Even the best-running engine–or the most well-built house–needs an occasional tune-up or a fresh coat of paint. So too with governing documents which are so vital to the operation of the place you call home. As times change and people come and go, the documents that direct and guide the course of your building may need to be adjusted or reassessed to best serve the community they govern. The key to making these changes smoothly and with minimal disruption lies in understanding the documents themselves and how they relate to–and differ from–each other.
How It All Stacks Up
Lawyers and brokers will often refer to a "hierarchy of documents"–their term for the various papers and forms that delineate the who, what, where, when and why of co-op and condo operations. The hierarchy differs slightly between the two types of residences. A co-op, for example, is established through the Certificate of Incorporation. The certificate indicates how many shares the co-op corporation will be divided into and establishes all other corporate aspects of the venture.
For condos, the rules of establishment are slightly different. To create a condominium, a Declaration of Condominium must be made with the county clerk’s office. This document establishes the number of units which individuals are going to own and also defines common elements.
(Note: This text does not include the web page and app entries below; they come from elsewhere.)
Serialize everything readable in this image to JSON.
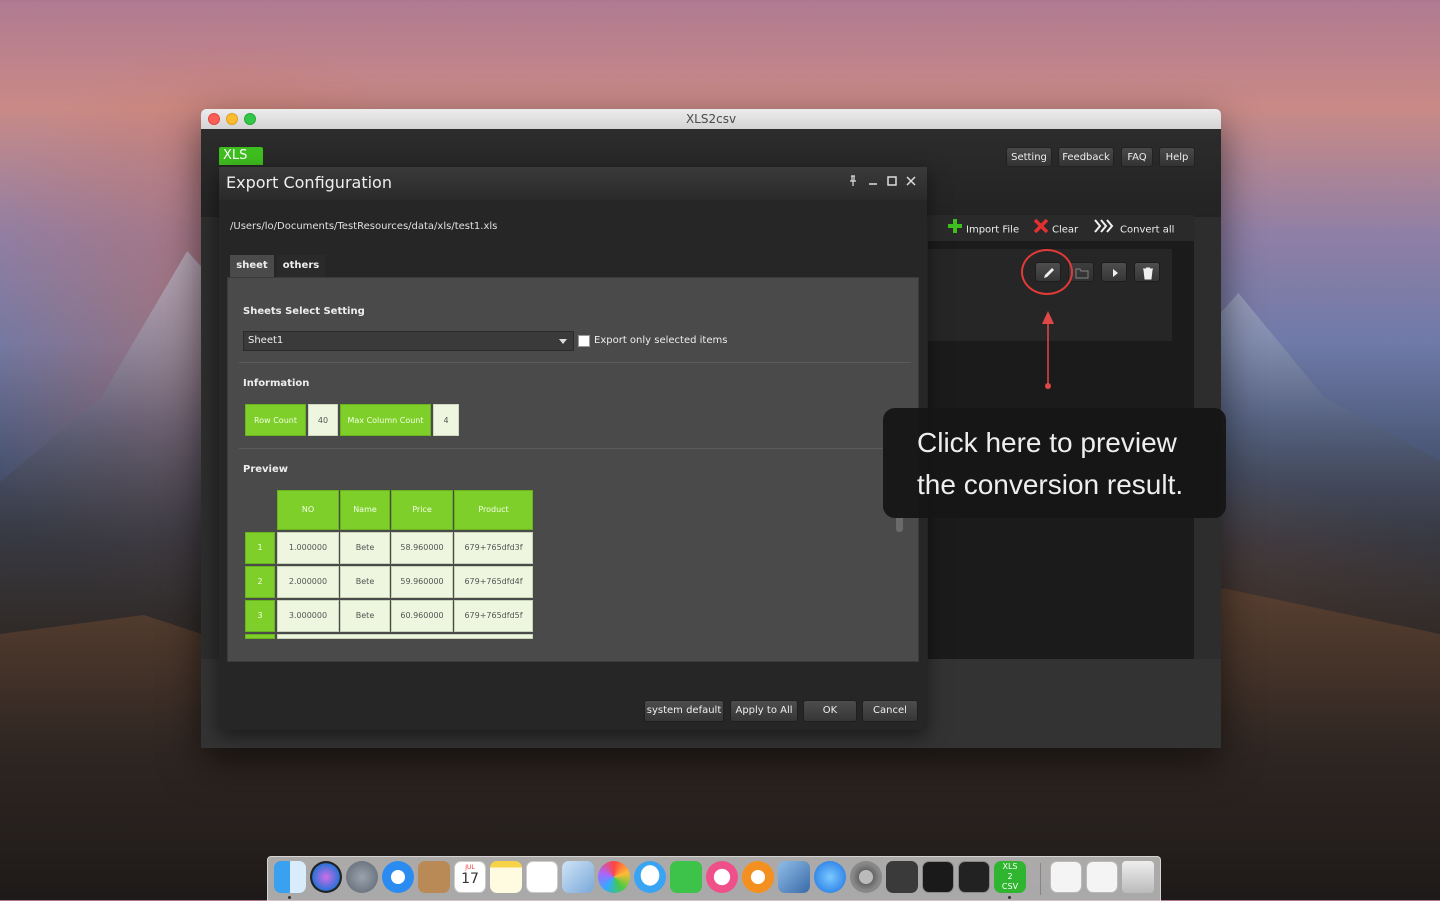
{
  "window": {
    "title": "XLS2csv"
  },
  "app": {
    "logo": "XLS",
    "top_buttons": [
      "Setting",
      "Feedback",
      "FAQ",
      "Help"
    ],
    "toolbar": {
      "import": "Import File",
      "clear": "Clear",
      "convert_all": "Convert all"
    },
    "row_actions": [
      "edit-icon",
      "folder-icon",
      "play-icon",
      "trash-icon"
    ]
  },
  "dialog": {
    "title": "Export Configuration",
    "path": "/Users/lo/Documents/TestResources/data/xls/test1.xls",
    "tabs": [
      "sheet",
      "others"
    ],
    "sheets_section": "Sheets Select Setting",
    "sheet_selected": "Sheet1",
    "export_only_label": "Export only selected items",
    "information_section": "Information",
    "info": {
      "row_count_label": "Row Count",
      "row_count": "40",
      "max_col_label": "Max Column Count",
      "max_col": "4"
    },
    "preview_section": "Preview",
    "preview": {
      "columns": [
        "NO",
        "Name",
        "Price",
        "Product"
      ],
      "rows": [
        [
          "1",
          "1.000000",
          "Bete",
          "58.960000",
          "679+765dfd3f"
        ],
        [
          "2",
          "2.000000",
          "Bete",
          "59.960000",
          "679+765dfd4f"
        ],
        [
          "3",
          "3.000000",
          "Bete",
          "60.960000",
          "679+765dfd5f"
        ]
      ]
    },
    "buttons": {
      "system_default": "system default",
      "apply_all": "Apply to All",
      "ok": "OK",
      "cancel": "Cancel"
    }
  },
  "annotation": {
    "line1": "Click here to preview",
    "line2": "the conversion result."
  },
  "dock": {
    "icons": [
      "finder-icon",
      "siri-icon",
      "launchpad-icon",
      "safari-icon",
      "contacts-icon",
      "calendar-icon",
      "notes-icon",
      "reminders-icon",
      "preview-icon",
      "photos-icon",
      "messages-icon",
      "facetime-icon",
      "itunes-icon",
      "ibooks-icon",
      "preview2-icon",
      "appstore-icon",
      "system-preferences-icon",
      "sublime-icon",
      "terminal-icon",
      "activity-monitor-icon",
      "xls2csv-icon"
    ],
    "calendar_month": "JUL",
    "calendar_day": "17",
    "xls2csv_top": "XLS",
    "xls2csv_mid": "2",
    "xls2csv_bottom": "CSV"
  }
}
Next down on the ladder are the bylaws, which form the basic guide for how the co-op or condo will do business. Bylaws lay out everything from the organization’s purpose to its form of government and method of elections to a description of the directors and number of officers.